As that solution shows, you start with a simple list; get the unique/distinct elements from the list; shuffle those elements to create a new list; then take the first three elements from the shuffled list. That’s probably not a great solution for huge lists, but for many simple lists it’s a way to get multiple random elements from the list.

Scala date FAQ: How do I determine the day of the year in Scala?

Solution: Use the Java Calendar class, as shown here:

scala> import java.util.Calendar
import java.util.Calendar

scala> Calendar.getInstance.get(Calendar.DAY_OF_YEAR)
res0: Int = 104

I’m writing this on April 14, 2018, which is the 104th day of the year.

As a brief note today, if you want to know if your Drupal 8 web pages are being cached, take a look at the headers that are returned by your Drupal 8 URLs. Here’s an example using the curl command:

It’s embarrassing how long it took to get this to work, but if you ever need to select a single row from a database using Play Framework (version 2.6), Anorm, and singleOpt, I hope this example is helpful, and will save you time and frustration:

If you ever need to include multiple Play Framework 2.6 validators for a template form field, the uri field below shows the syntax that worked for me:

If you want to see an example of a Play Framework 2.6 data entry form that that sets help text (tips or tooltips) on text input fields (Play inputText fields), here’s an example of the required syntax:

As a brief note to self before I delete this code, this is how you create a drop-down list in Play Framework 2.6:

@* adding 'size to helper.select creates a select/option area (single or multi-select) *@
@helper.select(
    form("category"),
    categories,
    'id -> "category",
    '_help -> "Select one, any one"
)

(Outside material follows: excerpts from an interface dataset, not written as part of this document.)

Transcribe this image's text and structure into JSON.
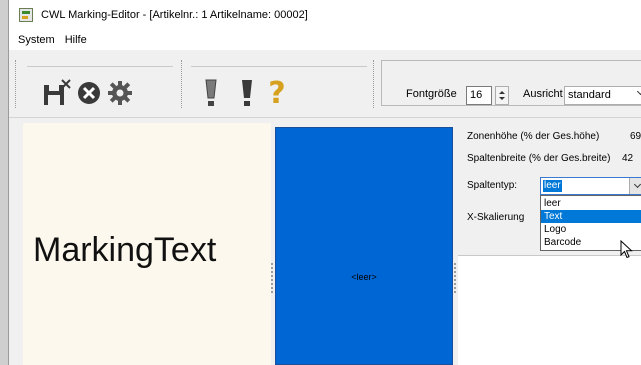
{
  "window": {
    "title": "CWL Marking-Editor - [Artikelnr.: 1   Artikelname: 00002]"
  },
  "menu": {
    "items": [
      "System",
      "Hilfe"
    ]
  },
  "toolbar": {
    "exclamation_1": "!",
    "exclamation_2": "!",
    "question": "?",
    "font_size_label": "Fontgröße",
    "font_size_value": "16",
    "alignment_label": "Ausricht",
    "alignment_value": "standard"
  },
  "canvas": {
    "marking_text": "MarkingText",
    "empty_label": "<leer>",
    "column_color": "#0066d4",
    "zone_bg": "#fdf8ed"
  },
  "properties": {
    "zone_height_label": "Zonenhöhe (% der Ges.höhe)",
    "zone_height_value": "69",
    "column_width_label": "Spaltenbreite (% der Ges.breite)",
    "column_width_value": "42",
    "column_type_label": "Spaltentyp:",
    "column_type_value": "leer",
    "x_scale_label": "X-Skalierung",
    "column_type_options": [
      "leer",
      "Text",
      "Logo",
      "Barcode"
    ],
    "highlighted_option": "Text"
  }
}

In that code, categories is passed into the Play template like this:

Just a quick note today that if you split a CSV string in Scala, you should also (immediately) do a trim on each resulting element in the array. The Scala REPL shows why this is necessary:

As a brief note today, this Scala example code shows how I make a SQL query using ScalikeJdbc to return results as a List, in this case making a SQL SELECT query to create a Scala list of PhotoNode instances:

Play Framework FAQ: How do I set the Play Framework 2.6 port in production mode?

You set the port that your Play Framework application listens on by passing the http.port parameter to the “run” script for your application:

-Dhttp.port=5150

Here’s an example of a command I use to execute the run script for a Play Framework application named myapp:

If you haven’t been through it yet, this what the process of creating a new project with the Play Framework version 2.6 looks like: